Adult humans typically sleep between six to nine hours a night. During this time we travel through four or five separate cycles, each lasting approximately 90 minutes.These cycles are interspersed with brief periods of wakefulness, which we don’t usually remember. Each of these four or five sleep cycles has in themselves five separate stages, which include two stages of light sleep (drowsiness and light sleep), two stages of deep sleep and Rapid Eye Movement (REM) sleep, which is where we do our dreaming. Interestingly, when we are asleep, we do not progress continuously through the stages of sleep from light (Stages 1 and 2) to deep (stages 3 and 4) to REM sleep. Rather, we make journeys back and forth - through Stages 1 to 4, then returning to Stage 2 before entering our first period of REM sleep.A healthy adult’s sleep is comprised of roughly 50% light sleep, 25% deep sleep and 25% REM sleep.


The role of sleep

During the two stages of deep sleep our body secretes growth hormone, which assists with cellular repair.This includes regeneration of our immune function, bone density, connective tissues and muscle mass. It is also believed that the consolidation of memory takes place during REM sleep. Additionally, sleep is fundamental for mending damaged blood cells, repairing the daily wear and tear on the body, restoring the efficiency of the brain, and is essential for our emotional and mental well being. Also, in the early hours of the morning, the immune system manufactures the antibodies to combat the antigens (viruses, bacteria, toxins, etc) to which the body has been exposed the previous day. Compromised sleep therefore, impairs antibody development, which means that the immune system will be suppressed.


Five steps to a better night sleep

1. Go to bed and wake up at the same time every day, including the weekends;

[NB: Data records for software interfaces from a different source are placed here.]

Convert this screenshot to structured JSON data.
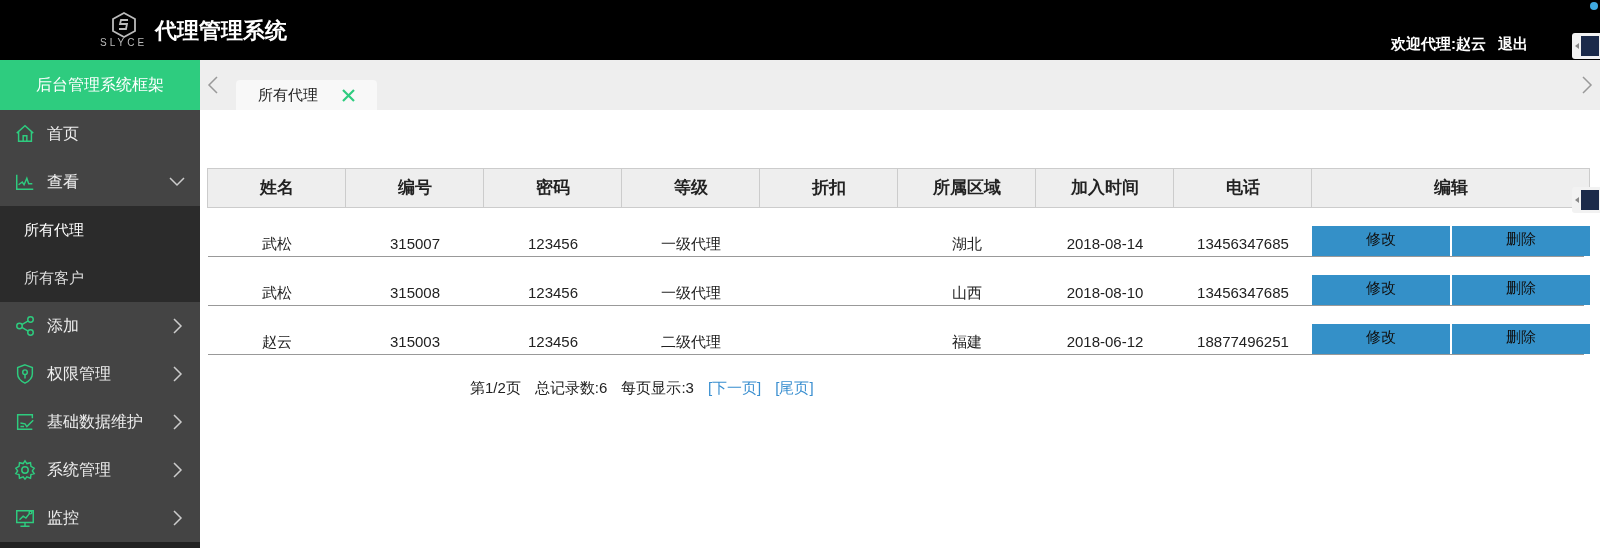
{
  "header": {
    "logo_text": "SLYCE",
    "title": "代理管理系统",
    "welcome": "欢迎代理:赵云",
    "logout": "退出"
  },
  "sidebar": {
    "title": "后台管理系统框架",
    "items": [
      {
        "label": "首页",
        "has_children": false
      },
      {
        "label": "查看",
        "expanded": true,
        "has_children": true,
        "children": [
          {
            "label": "所有代理",
            "selected": true
          },
          {
            "label": "所有客户",
            "selected": false
          }
        ]
      },
      {
        "label": "添加",
        "expanded": false,
        "has_children": true
      },
      {
        "label": "权限管理",
        "expanded": false,
        "has_children": true
      },
      {
        "label": "基础数据维护",
        "expanded": false,
        "has_children": true
      },
      {
        "label": "系统管理",
        "expanded": false,
        "has_children": true
      },
      {
        "label": "监控",
        "expanded": false,
        "has_children": true
      }
    ]
  },
  "tabs": [
    {
      "label": "所有代理",
      "selected": true
    }
  ],
  "table": {
    "columns": [
      "姓名",
      "编号",
      "密码",
      "等级",
      "折扣",
      "所属区域",
      "加入时间",
      "电话",
      "编辑"
    ],
    "rows": [
      {
        "cells": [
          "武松",
          "315007",
          "123456",
          "一级代理",
          "",
          "湖北",
          "2018-08-14",
          "13456347685"
        ],
        "actions": [
          "修改",
          "删除"
        ]
      },
      {
        "cells": [
          "武松",
          "315008",
          "123456",
          "一级代理",
          "",
          "山西",
          "2018-08-10",
          "13456347685"
        ],
        "actions": [
          "修改",
          "删除"
        ]
      },
      {
        "cells": [
          "赵云",
          "315003",
          "123456",
          "二级代理",
          "",
          "福建",
          "2018-06-12",
          "18877496251"
        ],
        "actions": [
          "修改",
          "删除"
        ]
      }
    ]
  },
  "pagination": {
    "info": [
      "第1/2页",
      "总记录数:6",
      "每页显示:3"
    ],
    "links": [
      "[下一页]",
      "[尾页]"
    ]
  }
}
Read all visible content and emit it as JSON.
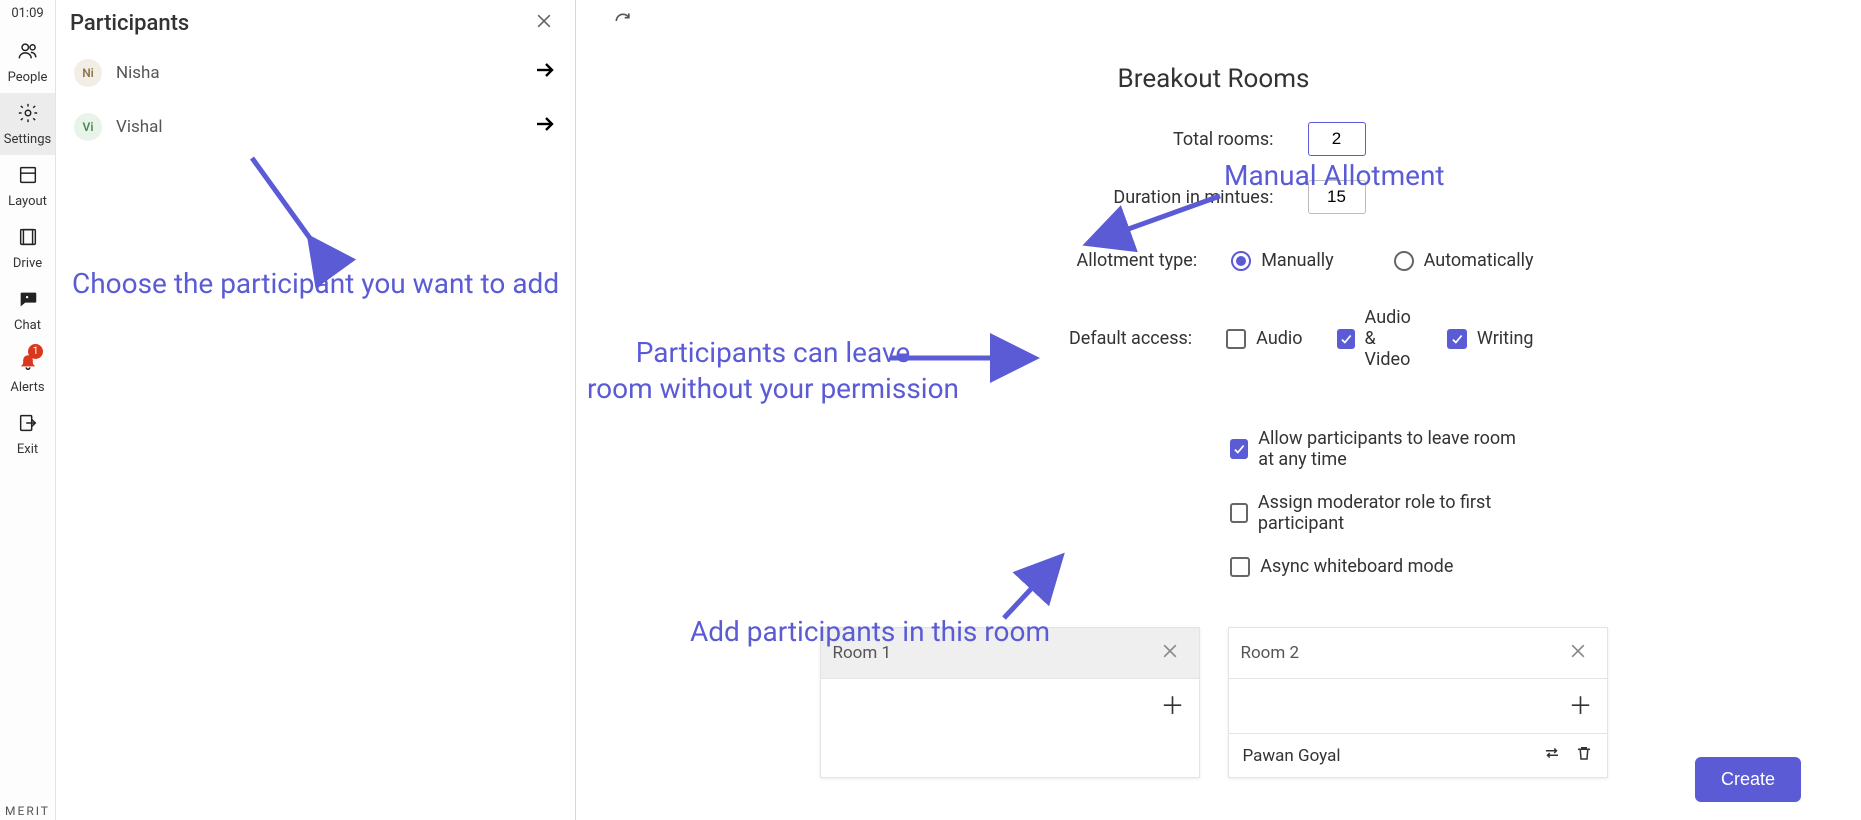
{
  "timer": "01:09",
  "brand": "MERIT",
  "rail": [
    {
      "id": "people",
      "label": "People"
    },
    {
      "id": "settings",
      "label": "Settings"
    },
    {
      "id": "layout",
      "label": "Layout"
    },
    {
      "id": "drive",
      "label": "Drive"
    },
    {
      "id": "chat",
      "label": "Chat"
    },
    {
      "id": "alerts",
      "label": "Alerts",
      "badge": "1"
    },
    {
      "id": "exit",
      "label": "Exit"
    }
  ],
  "participants": {
    "title": "Participants",
    "items": [
      {
        "initials": "Ni",
        "name": "Nisha",
        "avatar_bg": "#f2eee6",
        "avatar_fg": "#8a7a4a"
      },
      {
        "initials": "Vi",
        "name": "Vishal",
        "avatar_bg": "#e8f3e9",
        "avatar_fg": "#4a8a55"
      }
    ]
  },
  "main": {
    "title": "Breakout Rooms",
    "total_rooms_label": "Total rooms:",
    "total_rooms_value": "2",
    "duration_label": "Duration in mintues:",
    "duration_value": "15",
    "allot_label": "Allotment type:",
    "allot_manually": "Manually",
    "allot_automatically": "Automatically",
    "default_access_label": "Default access:",
    "access_audio": "Audio",
    "access_av": "Audio & Video",
    "access_writing": "Writing",
    "opt_leave": "Allow participants to leave room at any time",
    "opt_moderator": "Assign moderator role to first participant",
    "opt_whiteboard": "Async whiteboard mode",
    "rooms": [
      {
        "name": "Room 1",
        "members": []
      },
      {
        "name": "Room 2",
        "members": [
          {
            "name": "Pawan Goyal"
          }
        ]
      }
    ],
    "create_label": "Create"
  },
  "annotations": {
    "choose": "Choose the participant you want to add",
    "manual": "Manual Allotment",
    "leave": "Participants can leave\nroom without your permission",
    "add": "Add participants in this room"
  }
}
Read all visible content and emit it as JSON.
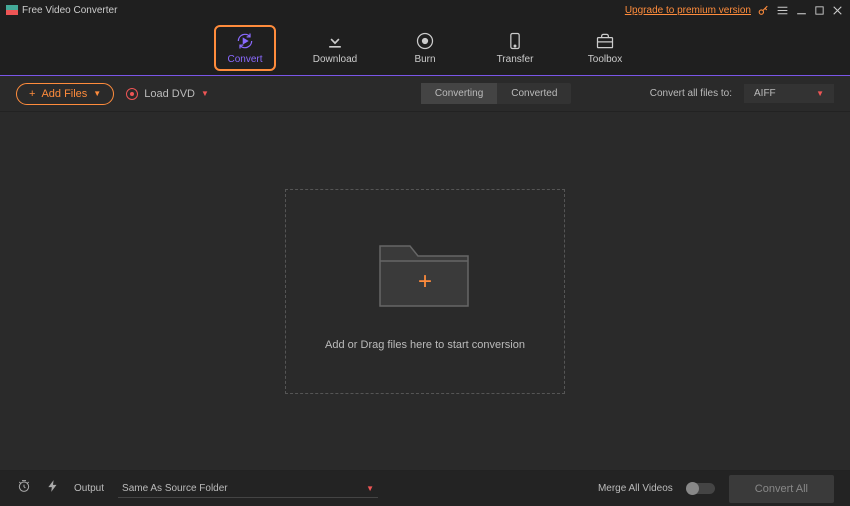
{
  "titlebar": {
    "app_name": "Free Video Converter",
    "premium_link": "Upgrade to premium version"
  },
  "nav": {
    "convert": "Convert",
    "download": "Download",
    "burn": "Burn",
    "transfer": "Transfer",
    "toolbox": "Toolbox"
  },
  "toolbar": {
    "add_files": "Add Files",
    "load_dvd": "Load DVD",
    "seg_converting": "Converting",
    "seg_converted": "Converted",
    "convert_all_label": "Convert all files to:",
    "format_value": "AIFF"
  },
  "dropzone": {
    "hint": "Add or Drag files here to start conversion"
  },
  "footer": {
    "output_label": "Output",
    "output_path": "Same As Source Folder",
    "merge_label": "Merge All Videos",
    "convert_all": "Convert All"
  }
}
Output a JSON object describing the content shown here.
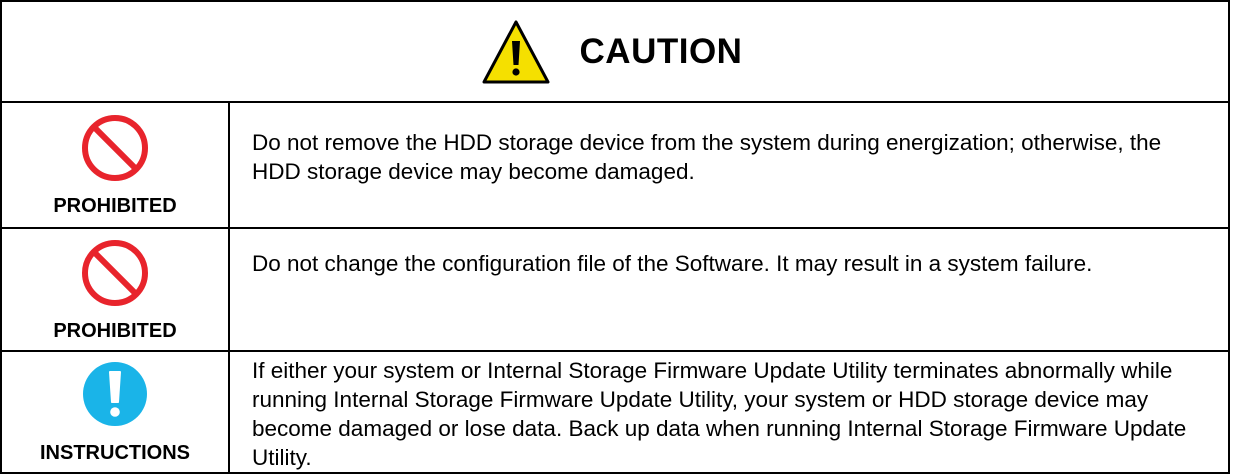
{
  "header": {
    "title": "CAUTION",
    "icon": "warning-triangle-icon",
    "icon_colors": {
      "fill": "#f5e000",
      "border": "#000000",
      "mark": "#000000"
    }
  },
  "rows": [
    {
      "icon": "prohibited-icon",
      "icon_color": "#e8242c",
      "label": "PROHIBITED",
      "text": "Do not remove the HDD storage device from the system during energization; otherwise, the HDD storage device may become damaged."
    },
    {
      "icon": "prohibited-icon",
      "icon_color": "#e8242c",
      "label": "PROHIBITED",
      "text": "Do not change the configuration file of the Software. It may result in a system failure."
    },
    {
      "icon": "exclamation-icon",
      "icon_color": "#1ab4e8",
      "label": "INSTRUCTIONS",
      "text": "If either your system or Internal Storage Firmware Update Utility terminates abnormally while running Internal Storage Firmware Update Utility, your system or HDD storage device may become damaged or lose data. Back up data when running Internal Storage Firmware Update Utility."
    }
  ]
}
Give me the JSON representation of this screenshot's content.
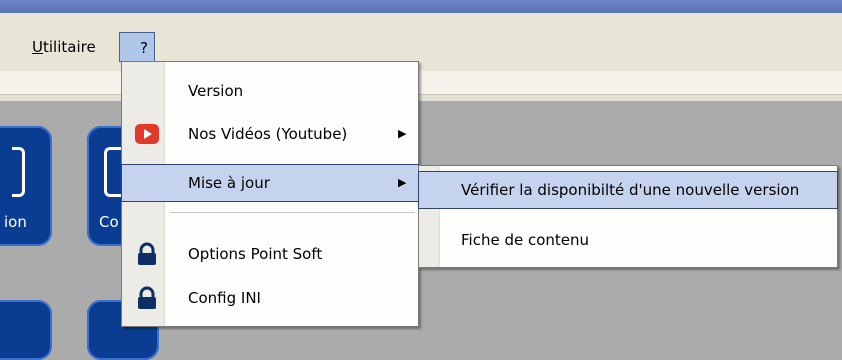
{
  "menubar": {
    "items": [
      {
        "label": "Utilitaire",
        "mnemonic": "U",
        "rest": "tilitaire"
      },
      {
        "label": "?"
      }
    ]
  },
  "workspace": {
    "tile_labels": [
      "ion",
      "Co"
    ]
  },
  "dropdown": {
    "items": [
      {
        "label": "Version",
        "icon": null,
        "has_submenu": false
      },
      {
        "label": "Nos Vidéos (Youtube)",
        "icon": "youtube-icon",
        "has_submenu": true
      },
      {
        "label": "Mise à jour",
        "icon": null,
        "has_submenu": true,
        "highlighted": true
      },
      {
        "label": "Options Point Soft",
        "icon": "lock-icon",
        "has_submenu": false
      },
      {
        "label": "Config INI",
        "icon": "lock-icon",
        "has_submenu": false
      }
    ],
    "submenu_arrow": "▶"
  },
  "submenu": {
    "items": [
      {
        "label": "Vérifier la disponibilté d'une nouvelle version",
        "highlighted": true
      },
      {
        "label": "Fiche de contenu",
        "highlighted": false
      }
    ]
  },
  "colors": {
    "title_bar": "#5f78bf",
    "menu_highlight": "#c6d3ee",
    "icon_tile": "#0a3c92",
    "youtube_red": "#e23a2a",
    "lock_blue": "#0d2f66"
  }
}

2. Create a bedtime ritual before retiring at night (such as a glass of warm milk, shower, clean teeth, relaxing oil in an oil burner and 10 minutes of light reading);
3. Expose yourself to bright lights immediately upon waking;
4. Avoid the sleep destroyers (caffeine, alcohol, nicotine) up to ten hours before bedtime;
5. Avoid taking naps for longer than 20 minutes during the day.


Having problems falling asleep?

• Go to bed only when you feel sleepy.
• Keep your bed as a place for sleep only.
• If you do not fall asleep within 20 minutes, get out of bed and do something else.
• Return to bed once you feel sleepy (and get up again if necessary).
• Set your alarm to wake you up at the same time every day – and do not sleep in.
• Avoid napping during the day.